* **Assigned task**
Set down, word for word, every line of the material below from the one containing "Output a JSON" through the one containing "Give me the", but none of its pictures.

* **The data**
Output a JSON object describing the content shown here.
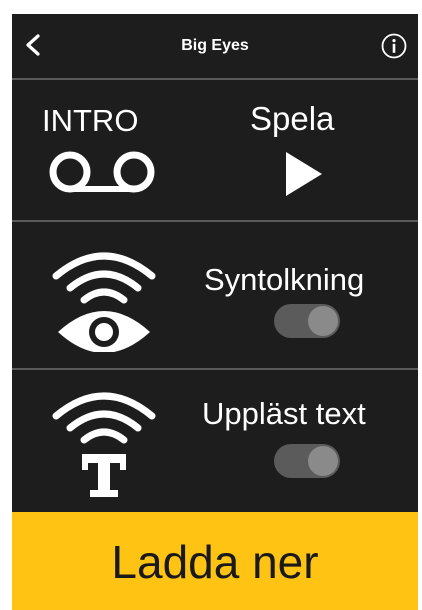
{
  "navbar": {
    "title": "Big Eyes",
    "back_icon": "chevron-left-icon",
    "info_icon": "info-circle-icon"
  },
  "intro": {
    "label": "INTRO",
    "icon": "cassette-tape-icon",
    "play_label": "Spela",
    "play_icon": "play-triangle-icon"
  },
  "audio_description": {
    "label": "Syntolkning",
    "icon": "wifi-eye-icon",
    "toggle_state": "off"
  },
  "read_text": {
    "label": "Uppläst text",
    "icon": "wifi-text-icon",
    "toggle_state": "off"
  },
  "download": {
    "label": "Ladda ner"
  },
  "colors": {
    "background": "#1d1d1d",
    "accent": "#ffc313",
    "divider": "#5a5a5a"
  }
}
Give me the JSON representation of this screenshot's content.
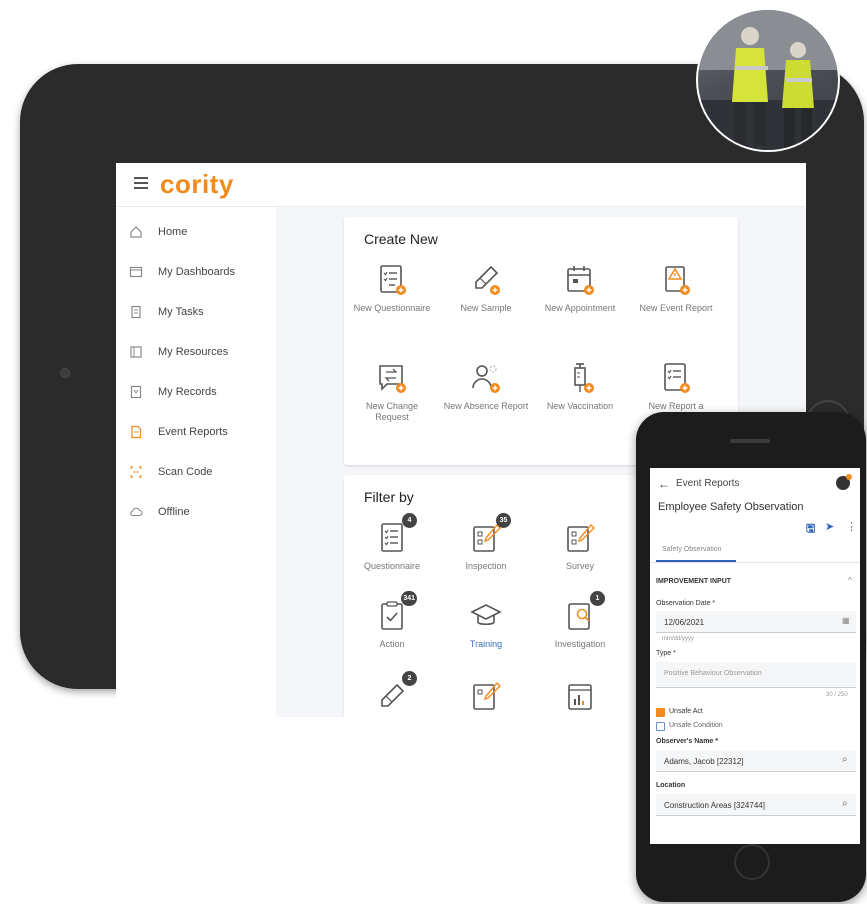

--

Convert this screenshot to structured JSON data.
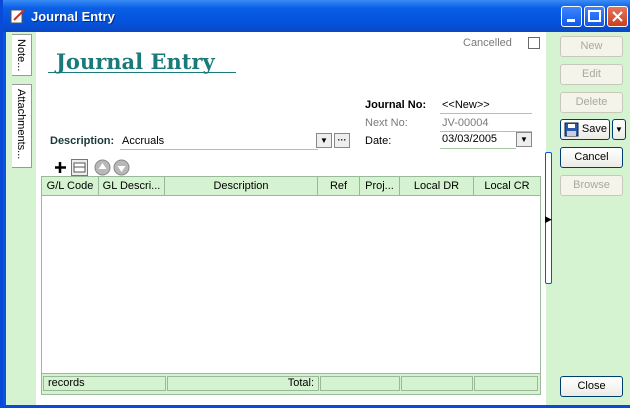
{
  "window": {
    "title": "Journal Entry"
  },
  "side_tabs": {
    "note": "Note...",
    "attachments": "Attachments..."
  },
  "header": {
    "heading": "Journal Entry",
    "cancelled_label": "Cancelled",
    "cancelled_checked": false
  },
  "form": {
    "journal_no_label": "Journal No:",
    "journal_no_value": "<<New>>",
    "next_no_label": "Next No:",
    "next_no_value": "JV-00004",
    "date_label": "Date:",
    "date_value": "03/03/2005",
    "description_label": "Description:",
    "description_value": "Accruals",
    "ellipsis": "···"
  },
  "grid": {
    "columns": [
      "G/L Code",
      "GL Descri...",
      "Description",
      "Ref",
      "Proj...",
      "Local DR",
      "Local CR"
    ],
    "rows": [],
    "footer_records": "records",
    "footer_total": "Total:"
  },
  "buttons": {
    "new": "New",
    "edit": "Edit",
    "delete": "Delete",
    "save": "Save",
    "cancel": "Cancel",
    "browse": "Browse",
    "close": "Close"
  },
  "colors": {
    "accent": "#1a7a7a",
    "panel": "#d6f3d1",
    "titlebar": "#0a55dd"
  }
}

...

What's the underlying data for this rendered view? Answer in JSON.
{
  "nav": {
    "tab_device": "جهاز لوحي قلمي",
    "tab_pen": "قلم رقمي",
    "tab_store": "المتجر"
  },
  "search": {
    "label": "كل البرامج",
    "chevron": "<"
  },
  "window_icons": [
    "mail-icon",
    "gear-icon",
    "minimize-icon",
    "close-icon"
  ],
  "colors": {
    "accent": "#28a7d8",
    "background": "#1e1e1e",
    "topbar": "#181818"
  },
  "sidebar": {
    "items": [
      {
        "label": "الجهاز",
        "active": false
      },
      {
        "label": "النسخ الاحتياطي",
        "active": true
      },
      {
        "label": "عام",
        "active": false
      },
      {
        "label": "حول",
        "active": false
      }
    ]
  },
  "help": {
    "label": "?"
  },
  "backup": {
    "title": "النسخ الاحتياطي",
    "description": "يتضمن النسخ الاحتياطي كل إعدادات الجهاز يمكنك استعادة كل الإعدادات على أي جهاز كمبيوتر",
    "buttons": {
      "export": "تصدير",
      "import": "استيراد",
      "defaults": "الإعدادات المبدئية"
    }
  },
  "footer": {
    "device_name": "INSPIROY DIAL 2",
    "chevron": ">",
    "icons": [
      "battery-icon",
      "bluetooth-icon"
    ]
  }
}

* **Response for this exercise**
Output a JSON object describing the content shown here.
{
  "navbar": {
    "title": "Big Eyes",
    "back_icon": "chevron-left-icon",
    "info_icon": "info-circle-icon"
  },
  "intro": {
    "label": "INTRO",
    "icon": "cassette-tape-icon",
    "play_label": "Spela",
    "play_icon": "play-triangle-icon"
  },
  "audio_description": {
    "label": "Syntolkning",
    "icon": "wifi-eye-icon",
    "toggle_state": "off"
  },
  "read_text": {
    "label": "Uppläst text",
    "icon": "wifi-text-icon",
    "toggle_state": "off"
  },
  "download": {
    "label": "Ladda ner"
  },
  "colors": {
    "background": "#1d1d1d",
    "accent": "#ffc313",
    "divider": "#5a5a5a"
  }
}
Give me the JSON representation of this screenshot's content.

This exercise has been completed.